It's not that common for a Spanish player to make his national team debut at the U18 level. It's even less common for a player with the talent of Alejandro Abrines Redondo to do so. It took Spanish scouts a while to find Abrines but they are thrilled to have him on board.
Abrines played at a small local club in Palma de Mallorca before finally being discovered by Spanish giants Unicaja, who added the forward to their youth ranks in 2010.
Abrines held his own in Spain's second flight LEB Gold as a 17-year-old - a fact that Spanish U18 national team boss Luis Guil witnessed first hand as coach of second division champions Murcia.
|Late bloomer Abrines Redondo has adjusted immediately to his national team's needs|
"He played very good in the second division, which I feel is the fifth best in all of Europe. He has a lot of talent. He does everything easy and it's fun for him," said Guil.
The coach had no hesitation inviting Abrines to the Spanish team despite the fact that six of his players had teamed to lead Spain to gold at the U16 European Championship two summers ago and then played last summer at the U17 FIBA World Championship but slumped to a 10th-placed finish of 12 teams
And the bright-eyed, big-smiled and easy-going Abrines has more than been welcomed into the Spain side.
"He's very intelligent. For him it's very easy to be in this team because he knows how to play within a team. He has been greatly integrated as a person and a player. And he plays perfect with us," said Spain playmaker and leader Jaime Fernandez.
Abrines, whose father Gabriel Abrines played in Real Madrid's youth system before playing in the ACB for Huesca Magia, Cáceres C.B., Somontano Huesca, C.B. Gran Canaria and Baloncesto Fuenlabrada in the late 1980s and 1990s, has been a huge boost to the Spain team. Abrines the son has come off the bench to play 24.3 minutes per game and average 13.0 points, 4.4 rebounds, 1.4 assists, 1.9 steals and 0.7 blocks while shooting 54 percent from the field and 47 percent from long range (15 of 32) and hitting 82 percent of his free throws.
"He's amazing as a person and a player. He is just amazing to play with him. You can pass to him and he will shoot or dunk. It's so easy playing with him," said U16 gold medal winner Alejandro Suarez of Abrines.
Abrines has also learned a lot from the experience of his teammates.
"These players have experience to give to all of us other players. We have to learn from their experience and just play and have the motivation. I am very happy with this experience," said Abrines.
When asked about Abrines, his teammates came up with a world and European champion from the NBA for a comparison.
"He's like Rudy Fernandez. I don't know how good he can be but he is very good, he can dunk, can shoot, he's amazing," said Suarez of Abrines.
Jaime Fernandez also thought of his namesake upon being asked about how good Abrines can be.
"Woo, I ... he reminds me of Rudy Fernandez.
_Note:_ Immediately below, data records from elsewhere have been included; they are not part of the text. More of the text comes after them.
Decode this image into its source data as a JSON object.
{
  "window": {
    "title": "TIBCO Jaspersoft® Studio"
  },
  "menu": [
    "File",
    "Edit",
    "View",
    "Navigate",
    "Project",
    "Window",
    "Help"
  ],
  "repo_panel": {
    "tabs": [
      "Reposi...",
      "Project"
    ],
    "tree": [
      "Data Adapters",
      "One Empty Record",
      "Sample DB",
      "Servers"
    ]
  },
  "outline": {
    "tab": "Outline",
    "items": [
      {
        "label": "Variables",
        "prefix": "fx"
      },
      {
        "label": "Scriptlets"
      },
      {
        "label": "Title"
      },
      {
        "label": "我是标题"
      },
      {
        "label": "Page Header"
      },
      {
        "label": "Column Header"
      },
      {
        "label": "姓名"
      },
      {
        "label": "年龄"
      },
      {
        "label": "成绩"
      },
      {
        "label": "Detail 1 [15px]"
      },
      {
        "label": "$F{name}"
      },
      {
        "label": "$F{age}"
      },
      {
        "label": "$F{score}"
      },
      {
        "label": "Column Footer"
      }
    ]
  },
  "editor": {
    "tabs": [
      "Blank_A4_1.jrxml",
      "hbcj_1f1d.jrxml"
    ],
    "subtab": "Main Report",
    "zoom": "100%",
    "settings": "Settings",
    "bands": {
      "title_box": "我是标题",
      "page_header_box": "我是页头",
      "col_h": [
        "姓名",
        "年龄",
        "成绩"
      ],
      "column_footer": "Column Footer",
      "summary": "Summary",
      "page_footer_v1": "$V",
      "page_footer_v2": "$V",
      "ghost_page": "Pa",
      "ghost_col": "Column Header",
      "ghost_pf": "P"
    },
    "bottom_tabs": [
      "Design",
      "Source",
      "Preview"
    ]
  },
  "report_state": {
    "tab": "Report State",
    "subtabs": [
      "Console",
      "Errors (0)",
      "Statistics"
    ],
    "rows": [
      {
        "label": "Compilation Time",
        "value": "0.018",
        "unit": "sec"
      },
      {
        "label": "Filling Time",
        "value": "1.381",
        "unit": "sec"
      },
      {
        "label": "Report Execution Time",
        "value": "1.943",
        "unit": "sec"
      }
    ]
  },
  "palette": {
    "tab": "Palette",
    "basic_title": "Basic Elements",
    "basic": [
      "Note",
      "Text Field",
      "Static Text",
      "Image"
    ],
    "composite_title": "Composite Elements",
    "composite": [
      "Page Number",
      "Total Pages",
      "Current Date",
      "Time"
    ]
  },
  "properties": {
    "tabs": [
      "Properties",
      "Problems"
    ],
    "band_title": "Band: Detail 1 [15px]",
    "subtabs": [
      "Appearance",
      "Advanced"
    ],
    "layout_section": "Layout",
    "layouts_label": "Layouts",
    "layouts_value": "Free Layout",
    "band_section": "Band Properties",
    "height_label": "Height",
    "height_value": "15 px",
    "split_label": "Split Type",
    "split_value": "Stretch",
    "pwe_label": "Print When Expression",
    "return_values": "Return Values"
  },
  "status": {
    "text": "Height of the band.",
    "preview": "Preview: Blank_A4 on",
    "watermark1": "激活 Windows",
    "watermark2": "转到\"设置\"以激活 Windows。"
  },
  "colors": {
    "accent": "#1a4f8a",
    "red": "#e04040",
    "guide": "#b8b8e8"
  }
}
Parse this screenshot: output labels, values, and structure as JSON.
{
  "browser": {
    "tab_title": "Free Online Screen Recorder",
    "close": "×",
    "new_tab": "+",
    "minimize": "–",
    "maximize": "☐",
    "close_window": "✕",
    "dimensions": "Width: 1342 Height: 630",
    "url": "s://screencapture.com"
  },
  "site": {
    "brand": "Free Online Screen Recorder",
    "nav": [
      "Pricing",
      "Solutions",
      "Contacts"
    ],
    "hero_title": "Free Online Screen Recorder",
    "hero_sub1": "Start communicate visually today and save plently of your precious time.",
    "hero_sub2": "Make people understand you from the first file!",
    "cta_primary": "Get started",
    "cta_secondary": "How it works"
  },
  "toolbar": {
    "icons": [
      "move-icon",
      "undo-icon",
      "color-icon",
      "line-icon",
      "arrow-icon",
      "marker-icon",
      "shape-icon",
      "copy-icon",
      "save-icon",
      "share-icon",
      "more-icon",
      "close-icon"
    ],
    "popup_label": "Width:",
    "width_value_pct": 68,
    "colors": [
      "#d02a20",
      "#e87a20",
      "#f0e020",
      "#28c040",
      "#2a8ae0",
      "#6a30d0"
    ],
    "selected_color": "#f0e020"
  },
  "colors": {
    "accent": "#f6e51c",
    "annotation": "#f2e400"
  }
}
He's great."
Abrines could do something that Rudy Fernandez never did even before his 18th birthday. Fernandez claimed only U16 bronze in 2001 during his Spanish youth national team career. Abrines could claim U18 gold on Sunday - one day before he turns 18.
Not bad for someone late to the national team party.